One of my Server 2012 machines kept hanging, and it was more than annoying.
The system is a Dell Precision 690 Workstation, with dual Xeon CPU’s, and has the Hyper-V role installed. This machine uses an Intel storage controller and has an addition Dell SAS/SATA controller. Primarily, I use this machine as my iSCSI server to host disks for other servers in my lab.
The problem, is that several times an hour, the entire system would hang, for 20-30 seconds. It would always recover. However, all the other servers that depend on this server for an iSCSI connection to storage, would also hang up or throw errors caused by not being able to reach the storage. All the VM’s running on iSCSI disks would also just hang until this self corrected. VERY frustrating for demos.
I read several articles on the web, mostly pertaining to Windows 8. There are all sorts of recommendation such as enabling hot swap options in the BIOS for AHCI controlled disks, changing from the Windows driver for the intel storage controller to the Intel branded RST drivers. Some only experience this with SSD’s installed, and this system does have three of them.

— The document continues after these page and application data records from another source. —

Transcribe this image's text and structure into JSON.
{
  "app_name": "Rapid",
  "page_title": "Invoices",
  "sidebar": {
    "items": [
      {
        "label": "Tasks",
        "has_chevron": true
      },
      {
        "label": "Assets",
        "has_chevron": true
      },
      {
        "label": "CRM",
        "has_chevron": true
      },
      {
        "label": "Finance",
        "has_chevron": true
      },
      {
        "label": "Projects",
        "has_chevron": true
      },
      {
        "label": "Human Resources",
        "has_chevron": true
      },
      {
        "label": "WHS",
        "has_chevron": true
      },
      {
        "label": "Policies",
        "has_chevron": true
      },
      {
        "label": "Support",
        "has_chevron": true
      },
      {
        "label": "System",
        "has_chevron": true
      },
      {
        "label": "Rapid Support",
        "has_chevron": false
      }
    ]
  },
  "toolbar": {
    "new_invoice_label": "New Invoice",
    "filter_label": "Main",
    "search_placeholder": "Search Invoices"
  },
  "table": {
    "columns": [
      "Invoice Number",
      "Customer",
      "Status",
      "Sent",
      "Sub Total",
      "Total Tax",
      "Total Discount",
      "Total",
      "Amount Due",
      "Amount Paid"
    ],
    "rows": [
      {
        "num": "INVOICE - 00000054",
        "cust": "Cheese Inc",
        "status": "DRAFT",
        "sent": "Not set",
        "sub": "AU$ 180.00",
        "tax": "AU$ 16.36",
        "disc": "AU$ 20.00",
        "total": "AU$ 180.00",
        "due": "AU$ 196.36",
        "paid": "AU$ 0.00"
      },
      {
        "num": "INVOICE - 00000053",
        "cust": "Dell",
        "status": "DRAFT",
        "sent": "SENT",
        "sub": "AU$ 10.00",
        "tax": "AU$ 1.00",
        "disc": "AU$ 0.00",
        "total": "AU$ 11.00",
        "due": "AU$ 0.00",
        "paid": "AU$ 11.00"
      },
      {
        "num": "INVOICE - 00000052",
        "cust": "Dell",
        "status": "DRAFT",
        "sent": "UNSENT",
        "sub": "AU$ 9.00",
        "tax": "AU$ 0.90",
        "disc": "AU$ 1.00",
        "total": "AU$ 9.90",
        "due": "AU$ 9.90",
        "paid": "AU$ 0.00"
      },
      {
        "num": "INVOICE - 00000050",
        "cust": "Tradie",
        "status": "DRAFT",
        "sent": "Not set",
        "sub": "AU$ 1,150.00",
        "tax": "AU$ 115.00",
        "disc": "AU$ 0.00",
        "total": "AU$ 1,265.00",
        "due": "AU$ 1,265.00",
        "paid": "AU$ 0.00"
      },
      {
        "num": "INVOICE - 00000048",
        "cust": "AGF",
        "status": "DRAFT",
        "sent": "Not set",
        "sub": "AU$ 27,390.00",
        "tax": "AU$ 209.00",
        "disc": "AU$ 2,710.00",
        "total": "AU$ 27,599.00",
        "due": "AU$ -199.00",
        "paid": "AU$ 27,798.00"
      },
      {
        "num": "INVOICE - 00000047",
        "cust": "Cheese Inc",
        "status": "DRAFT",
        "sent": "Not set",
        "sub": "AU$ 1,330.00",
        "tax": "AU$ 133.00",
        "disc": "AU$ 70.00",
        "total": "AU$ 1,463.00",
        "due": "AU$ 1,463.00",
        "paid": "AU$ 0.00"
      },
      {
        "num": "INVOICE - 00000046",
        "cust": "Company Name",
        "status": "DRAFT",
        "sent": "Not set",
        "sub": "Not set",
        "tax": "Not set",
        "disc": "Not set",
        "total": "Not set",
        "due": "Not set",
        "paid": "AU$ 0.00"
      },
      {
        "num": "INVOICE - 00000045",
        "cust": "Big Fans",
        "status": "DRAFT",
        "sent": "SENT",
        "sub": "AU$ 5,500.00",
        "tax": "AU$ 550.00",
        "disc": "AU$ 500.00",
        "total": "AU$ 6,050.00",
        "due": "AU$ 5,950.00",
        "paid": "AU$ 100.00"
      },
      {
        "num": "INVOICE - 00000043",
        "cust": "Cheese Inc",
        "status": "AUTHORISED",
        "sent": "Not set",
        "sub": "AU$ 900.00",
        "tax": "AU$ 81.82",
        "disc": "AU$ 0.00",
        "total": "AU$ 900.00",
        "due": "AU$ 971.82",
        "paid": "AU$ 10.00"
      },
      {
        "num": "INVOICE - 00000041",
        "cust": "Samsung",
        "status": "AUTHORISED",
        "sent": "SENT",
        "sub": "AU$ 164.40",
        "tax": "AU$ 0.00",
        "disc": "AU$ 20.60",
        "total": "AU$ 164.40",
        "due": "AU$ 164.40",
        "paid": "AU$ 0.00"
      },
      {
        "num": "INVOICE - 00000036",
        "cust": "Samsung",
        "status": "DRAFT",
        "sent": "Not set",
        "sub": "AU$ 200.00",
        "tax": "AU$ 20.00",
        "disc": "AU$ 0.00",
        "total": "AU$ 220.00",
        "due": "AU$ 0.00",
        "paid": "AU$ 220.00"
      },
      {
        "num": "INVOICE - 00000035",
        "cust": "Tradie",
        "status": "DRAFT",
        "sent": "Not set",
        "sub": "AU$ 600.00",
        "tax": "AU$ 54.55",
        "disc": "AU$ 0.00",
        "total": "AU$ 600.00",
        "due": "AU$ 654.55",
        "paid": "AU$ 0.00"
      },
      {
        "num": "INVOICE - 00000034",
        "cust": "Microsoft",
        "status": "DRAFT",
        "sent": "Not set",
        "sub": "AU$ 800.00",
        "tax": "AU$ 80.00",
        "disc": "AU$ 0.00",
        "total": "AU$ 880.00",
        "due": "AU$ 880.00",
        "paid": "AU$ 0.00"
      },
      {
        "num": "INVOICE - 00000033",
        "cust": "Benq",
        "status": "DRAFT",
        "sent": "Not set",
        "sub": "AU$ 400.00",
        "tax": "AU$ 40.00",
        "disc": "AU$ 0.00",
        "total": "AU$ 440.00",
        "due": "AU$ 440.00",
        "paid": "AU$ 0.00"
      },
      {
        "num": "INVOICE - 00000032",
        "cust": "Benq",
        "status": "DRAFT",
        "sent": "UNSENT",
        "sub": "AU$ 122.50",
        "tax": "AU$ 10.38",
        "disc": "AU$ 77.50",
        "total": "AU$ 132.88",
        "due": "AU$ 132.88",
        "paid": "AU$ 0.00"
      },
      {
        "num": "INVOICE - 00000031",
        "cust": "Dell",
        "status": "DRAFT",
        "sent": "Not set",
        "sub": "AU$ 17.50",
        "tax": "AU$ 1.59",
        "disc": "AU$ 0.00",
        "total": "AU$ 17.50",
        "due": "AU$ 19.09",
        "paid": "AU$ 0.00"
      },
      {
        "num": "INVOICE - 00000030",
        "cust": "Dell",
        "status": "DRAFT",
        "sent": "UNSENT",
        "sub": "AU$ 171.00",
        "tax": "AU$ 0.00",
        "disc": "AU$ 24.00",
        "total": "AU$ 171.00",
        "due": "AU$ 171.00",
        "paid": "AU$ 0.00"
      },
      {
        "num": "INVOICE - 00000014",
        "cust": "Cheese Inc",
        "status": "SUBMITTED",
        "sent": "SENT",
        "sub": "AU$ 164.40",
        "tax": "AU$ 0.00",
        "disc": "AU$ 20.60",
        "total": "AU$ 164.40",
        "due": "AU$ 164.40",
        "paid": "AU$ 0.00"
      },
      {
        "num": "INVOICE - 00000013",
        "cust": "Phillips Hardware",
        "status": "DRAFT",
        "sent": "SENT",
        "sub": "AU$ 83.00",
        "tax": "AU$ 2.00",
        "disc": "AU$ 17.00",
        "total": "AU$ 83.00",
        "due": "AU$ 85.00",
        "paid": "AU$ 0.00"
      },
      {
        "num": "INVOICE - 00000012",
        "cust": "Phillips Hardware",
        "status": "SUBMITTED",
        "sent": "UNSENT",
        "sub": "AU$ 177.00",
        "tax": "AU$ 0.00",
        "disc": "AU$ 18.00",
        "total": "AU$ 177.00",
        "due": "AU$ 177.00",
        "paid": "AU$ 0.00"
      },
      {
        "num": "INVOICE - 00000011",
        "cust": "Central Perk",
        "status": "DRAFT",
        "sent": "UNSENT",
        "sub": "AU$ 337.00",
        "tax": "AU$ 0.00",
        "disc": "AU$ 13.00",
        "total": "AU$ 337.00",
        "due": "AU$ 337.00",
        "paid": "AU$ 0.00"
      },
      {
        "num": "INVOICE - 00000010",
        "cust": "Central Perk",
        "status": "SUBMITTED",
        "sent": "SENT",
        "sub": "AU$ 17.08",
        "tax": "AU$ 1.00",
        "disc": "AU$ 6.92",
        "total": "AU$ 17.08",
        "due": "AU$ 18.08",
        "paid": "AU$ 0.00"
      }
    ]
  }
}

When the hang occurred – you would see the following in the system event log:
Log Name: System
Date: 6/19/2013 4:36:34 PM

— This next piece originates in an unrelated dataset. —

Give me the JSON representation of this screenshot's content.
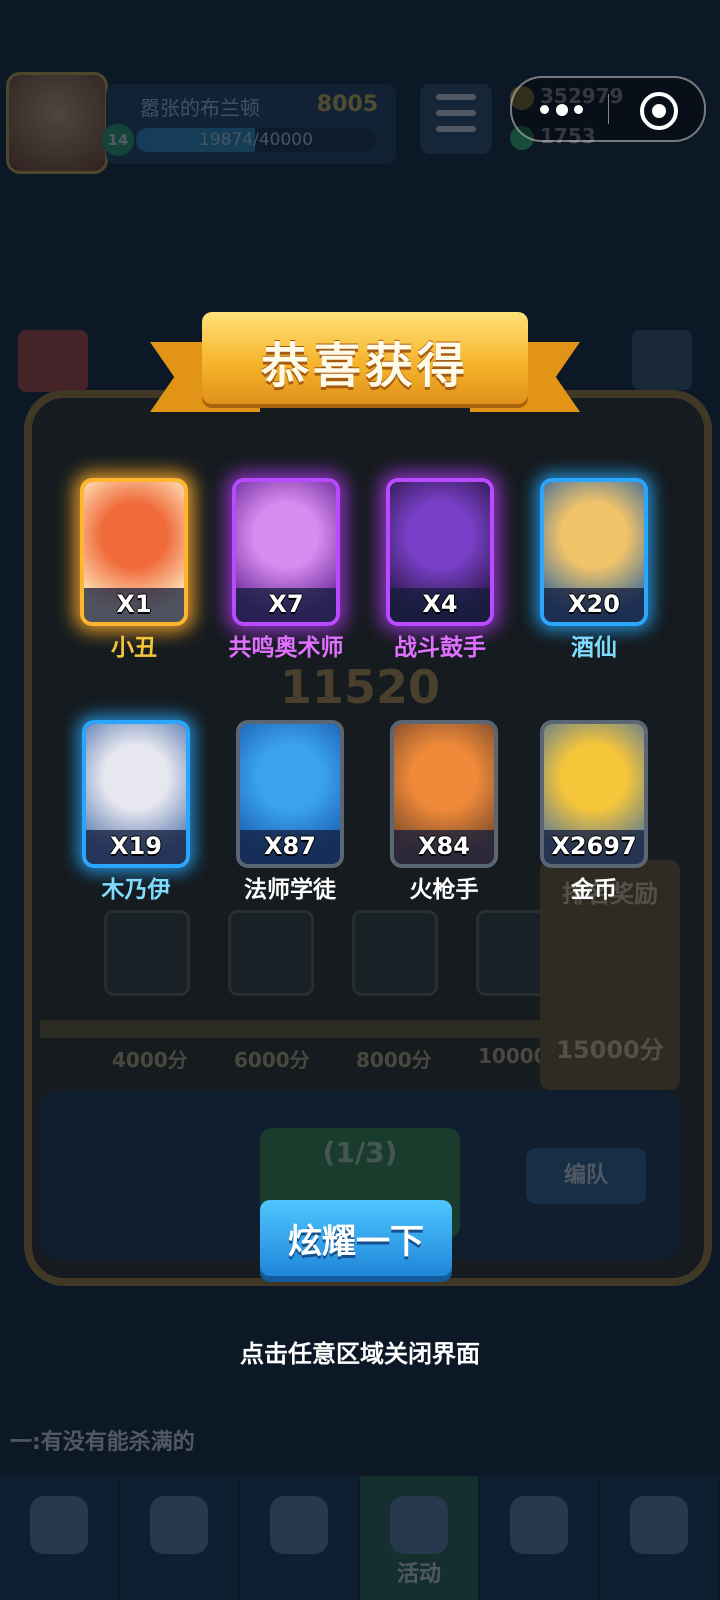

Event ID: 129
Task Category: None
Reset to device, \Device\RaidPort0, was issued.
What finally resolved this for me – was changing the power management settings, from Balanced to High Performance. What this actually changed that was critical to this condition was modifying PCI Express > Link State Power Management > Off
Turning this from “Moderate” to “Off” resolved the issue and I no longer get these frequent hangs.

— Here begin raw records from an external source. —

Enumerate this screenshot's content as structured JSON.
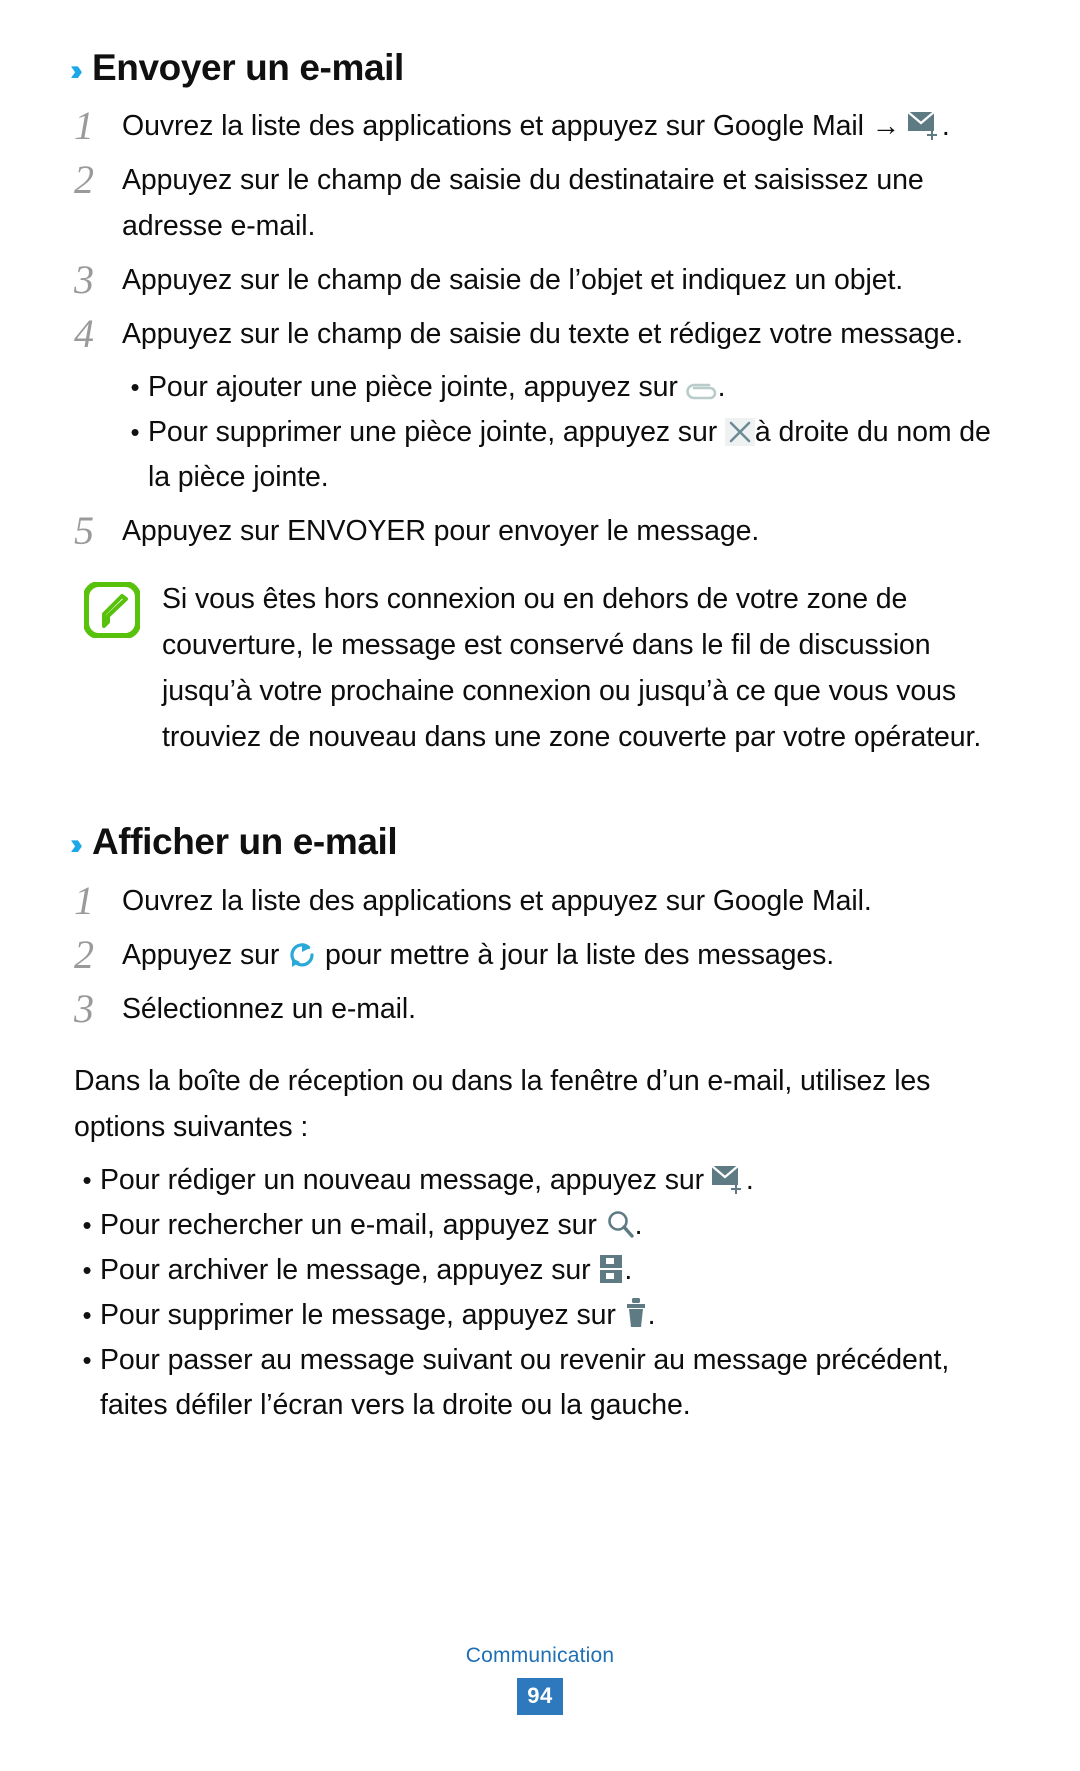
{
  "document": {
    "type": "user-manual-page",
    "language": "fr",
    "page_number": "94",
    "footer_label": "Communication"
  },
  "colors": {
    "heading_chevron": "#1ca8e8",
    "step_number": "#9a9a9a",
    "note_icon_green": "#57c10c",
    "icon_slate": "#51707a",
    "footer_link": "#1f6fb5",
    "page_badge": "#2e78bd",
    "text": "#0d0d0d"
  },
  "sections": [
    {
      "id": "envoyer-un-email",
      "chevron": "››",
      "title": "Envoyer un e-mail",
      "steps": [
        {
          "num": "1",
          "text_before": "Ouvrez la liste des applications et appuyez sur Google Mail",
          "arrow": "→",
          "icon": "compose-mail-icon",
          "text_after": "."
        },
        {
          "num": "2",
          "text_before": "Appuyez sur le champ de saisie du destinataire et saisissez une adresse e-mail.",
          "icon": null,
          "text_after": ""
        },
        {
          "num": "3",
          "text_before": "Appuyez sur le champ de saisie de l’objet et indiquez un objet.",
          "icon": null,
          "text_after": ""
        },
        {
          "num": "4",
          "text_before": "Appuyez sur le champ de saisie du texte et rédigez votre message.",
          "icon": null,
          "text_after": ""
        },
        {
          "num": "5",
          "text_before": "Appuyez sur ENVOYER pour envoyer le message.",
          "icon": null,
          "text_after": ""
        }
      ],
      "sub_bullets": [
        {
          "text_before": "Pour ajouter une pièce jointe, appuyez sur",
          "icon": "paperclip-icon",
          "text_after": "."
        },
        {
          "text_before": "Pour supprimer une pièce jointe, appuyez sur",
          "icon": "close-x-icon",
          "text_after": "à droite du nom de la pièce jointe."
        }
      ],
      "note": {
        "icon": "note-leaf-icon",
        "text": "Si vous êtes hors connexion ou en dehors de votre zone de couverture, le message est conservé dans le fil de discussion jusqu’à votre prochaine connexion ou jusqu’à ce que vous vous trouviez de nouveau dans une zone couverte par votre opérateur."
      }
    },
    {
      "id": "afficher-un-email",
      "chevron": "››",
      "title": "Afficher un e-mail",
      "steps": [
        {
          "num": "1",
          "text_before": "Ouvrez la liste des applications et appuyez sur Google Mail.",
          "icon": null,
          "text_after": ""
        },
        {
          "num": "2",
          "text_before": "Appuyez sur",
          "icon": "refresh-icon",
          "text_after": "pour mettre à jour la liste des messages."
        },
        {
          "num": "3",
          "text_before": "Sélectionnez un e-mail.",
          "icon": null,
          "text_after": ""
        }
      ],
      "paragraph": "Dans la boîte de réception ou dans la fenêtre d’un e-mail, utilisez les options suivantes :",
      "options": [
        {
          "text_before": "Pour rédiger un nouveau message, appuyez sur",
          "icon": "compose-mail-icon",
          "text_after": "."
        },
        {
          "text_before": "Pour rechercher un e-mail, appuyez sur",
          "icon": "search-icon",
          "text_after": "."
        },
        {
          "text_before": "Pour archiver le message, appuyez sur",
          "icon": "archive-cabinet-icon",
          "text_after": "."
        },
        {
          "text_before": "Pour supprimer le message, appuyez sur",
          "icon": "trash-icon",
          "text_after": "."
        },
        {
          "text_before": "Pour passer au message suivant ou revenir au message précédent, faites défiler l’écran vers la droite ou la gauche.",
          "icon": null,
          "text_after": ""
        }
      ]
    }
  ]
}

From an article I found that discussed this:
PCI Express has “active-state” power management, which lowers power consumption when the bus is not active (that is, no data is being sent between components or peripherals). On a parallel interface such as PCI, no transitions occur on the interface until data needs to be sent.
In contrast, high-speed serial interfaces such as PCI Express require that the interface be active at all times so that the transmitter and receiver can maintain synchronization. This is accomplished by continuously sending idle characters when there is no data to send. The receiver decodes and discards the idle characters. This process consumes additional power, which impacts battery life on portable and handheld computers.
To address this issue, the PCI Express specification creates two low-power link states and the active-state power management (ASPM) protocol. When the PCI Express link goes idle, the link can transition to one of the two low-power states. These states save power when the link is idle, but require a recovery time to resynchronize the transmitter and receiver when data needs to be transmitted. The longer the recovery time (or latency), the lower the power usage. The most frequent implementation will be the low-power state with the shortest recovery time.
I can assume that the 20-30 second “hang” was a resynchronization process, and turning this to “Off” kept the PCI express bus in synch at all times. Might help you if you run into this.